Oil climbed as the U.S. and China were said to near a deal on trade that would underpin the outlook for crude demand, while supplies around the world showed signs of tightening.
Futures in New York rose as much as 1 percent after a drop of 2.6 percent last week. The world’s two biggest economies are approaching an accord that could lift most or all U.S. tariffs, according to people familiar with the discussions. Working oil rigs in America fell to the least since May, according to data from Baker Hughes. OPEC’s output dropped last month, aided by unplanned supply losses in Iran and Venezuela.
Oil’s rallied about 24 percent this year as the Organization of the Petroleum Exporting Countries and allies started to cut production while American sanctions on Venezuela and Iran restricted supplies further.
“Growing compliance with the OPEC+ deal and slowing rig count in the U.S. should remain fairly supportive for the oil market,” said Warren Patterson, senior commodities strategist at ING Bank NV.
West Texas Intermediate for April delivery rose as much as 57 cents to $56.37 a barrel on the New York Mercantile Exchange and traded 54 cents higher at 10:32 a.m. in London.
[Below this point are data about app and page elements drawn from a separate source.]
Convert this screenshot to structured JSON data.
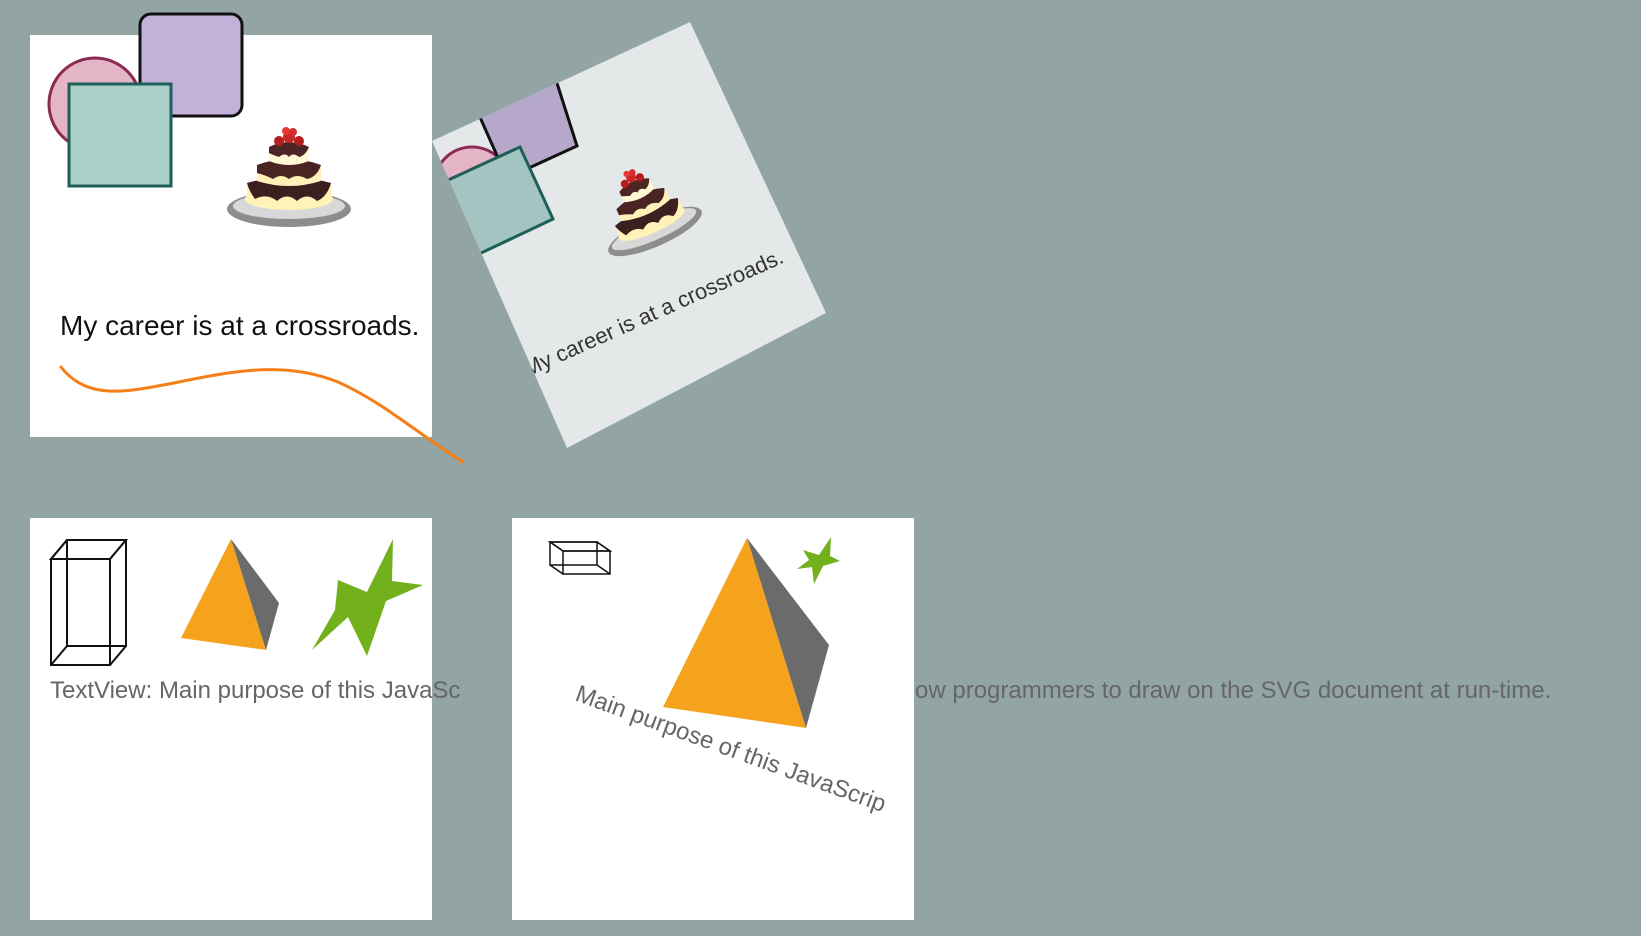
{
  "top_left_panel": {
    "caption": "My career is at a crossroads."
  },
  "rotated_panel": {
    "caption": "My career is at a crossroads."
  },
  "bottom_text": {
    "left_segment": "TextView: Main purpose of this JavaSc",
    "right_segment": "ow programmers to draw on the SVG document at run-time.",
    "rotated_segment": "Main purpose of this JavaScrip"
  },
  "colors": {
    "background": "#92a4a4",
    "panel": "#ffffff",
    "rotated_panel": "#e4e8e8",
    "circle_fill": "#e4b5c4",
    "circle_stroke": "#8a2a55",
    "purple_square_fill": "#c2b1d8",
    "purple_square_stroke": "#111111",
    "teal_square_fill": "#a9cfc9",
    "teal_square_stroke": "#1f5f5a",
    "curve": "#f57f17",
    "pyramid_front": "#f5a31d",
    "pyramid_side": "#6b6b6b",
    "star": "#72b11b",
    "text_gray": "#666666"
  },
  "icons": [
    "cake-icon",
    "wireframe-box-icon",
    "pyramid-icon",
    "star-icon"
  ]
}
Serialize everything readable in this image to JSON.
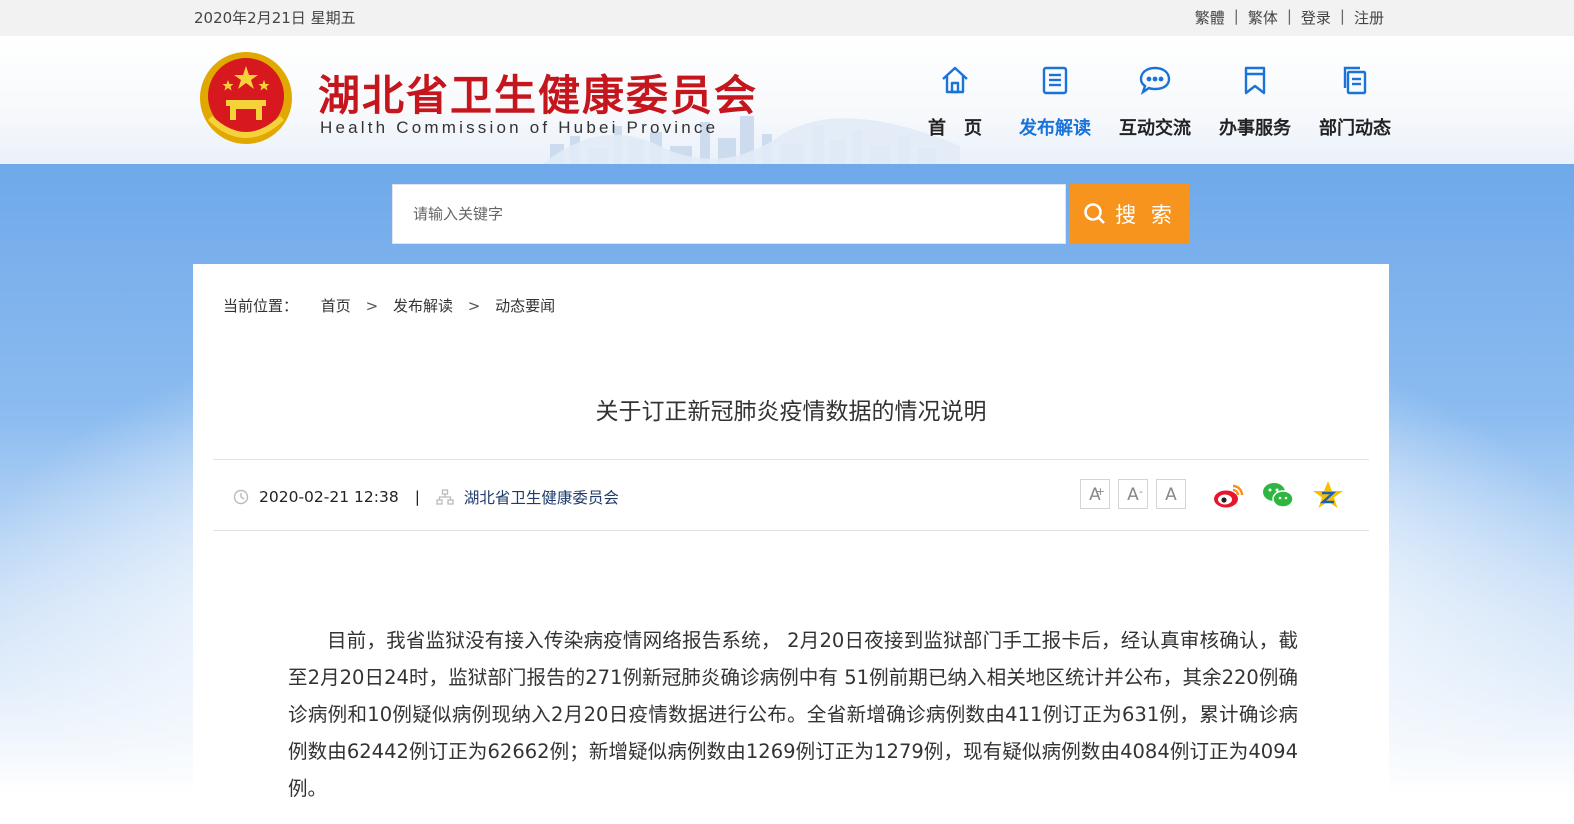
{
  "topbar": {
    "date": "2020年2月21日 星期五",
    "links": [
      "繁體",
      "繁体",
      "登录",
      "注册"
    ],
    "separator": "|"
  },
  "header": {
    "title": "湖北省卫生健康委员会",
    "subtitle": "Health Commission of Hubei Province",
    "brand_color": "#c4161c",
    "nav": [
      {
        "label": "首　页",
        "icon": "home-icon"
      },
      {
        "label": "发布解读",
        "icon": "document-icon",
        "active": true
      },
      {
        "label": "互动交流",
        "icon": "chat-icon"
      },
      {
        "label": "办事服务",
        "icon": "bookmark-icon"
      },
      {
        "label": "部门动态",
        "icon": "copy-icon"
      }
    ]
  },
  "search": {
    "placeholder": "请输入关键字",
    "button_label": "搜 索",
    "button_color": "#f7941d"
  },
  "breadcrumb": {
    "prefix": "当前位置：",
    "items": [
      "首页",
      "发布解读",
      "动态要闻"
    ],
    "separator": ">"
  },
  "article": {
    "title": "关于订正新冠肺炎疫情数据的情况说明",
    "datetime": "2020-02-21 12:38",
    "meta_separator": "|",
    "source": "湖北省卫生健康委员会",
    "font_buttons": [
      "A",
      "A",
      "A"
    ],
    "share": [
      "weibo-icon",
      "wechat-icon",
      "qzone-icon"
    ],
    "body": "目前，我省监狱没有接入传染病疫情网络报告系统， 2月20日夜接到监狱部门手工报卡后，经认真审核确认，截至2月20日24时，监狱部门报告的271例新冠肺炎确诊病例中有 51例前期已纳入相关地区统计并公布，其余220例确诊病例和10例疑似病例现纳入2月20日疫情数据进行公布。全省新增确诊病例数由411例订正为631例，累计确诊病例数由62442例订正为62662例；新增疑似病例数由1269例订正为1279例，现有疑似病例数由4084例订正为4094例。"
  },
  "colors": {
    "link_active": "#1a73d9",
    "band_blue": "#6fa9ea"
  }
}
Prices fell last week following weaker-than-expected reports on U.S. factory orders and consumer sentiment.
Brent for May settlement was at $65.88 a barrel, up 81 cents, on the London-based ICE Futures Europe exchange. The global benchmark crude’s premium over WTI for the same month widened to $9.10.
The drop in American oil rigs, by 10 to 843 last week, came as explorers were chastened by a near 40 percent collapse in prices late last year. In the Permian, the nation’s largest shale play, rigs fell by seven to 466, also the lowest since May.
Nabors Industries Ltd., the world’s largest owner of land drilling rigs, said customers accounting for more than a third of the machines deployed across the U.S. plan to trim activity by about 3 percent this year.
OPEC’s production slumped as key cartel members Saudi Arabia, Kuwait and the United Arab Emirates delivered all — and in some cases more — of cuts they had pledged to make under a deal between the group and its allies. Russia produced the equivalent of 11.336 million barrels a day last month, down 82,000 barrels per day from the October baseline of the producer alliance known as OPEC+, Bloomberg calculations show.
Substantial progress has been made in the talks with the U.S., a spokesman for China’s National People’s Congress said before legislative meetings this week. People familiar with the discussions earlier said a deal is likely as long as Beijing sticks to pledges ranging from protecting intellectual-property to buying U.S. products.
“There continues to be very strong support for oil prices on the back of OPEC reducing their production,” said Howie Lee, a Singapore-based economist at Oversea-Chinese Banking Corp. “Also, if the U.S. and China manage to resolve their key differences, then we can raise the oil demand a few notches. I think there is hope.”
Other oil-market news: Barclays Plc retained its bullish $70-a-barrel forecast for Brent crude in 2019 even as global macroeconomics casts an overall bearish tone on markets, the bank’s analyst, Michael Cohen, wrote in a March 3 note. United Arab Emirates’ oil output dropped to 3.05 million barrels a day in February, in line with the volume it pledged to produce under the OPEC+ agreement, according to the nation’s Ministry of Energy and Industry. China National Petroleum Corporation is aiming to maintain domestic production of crude oil at above 100 million metric tons in 2019 and will try to increase production from a year earlier.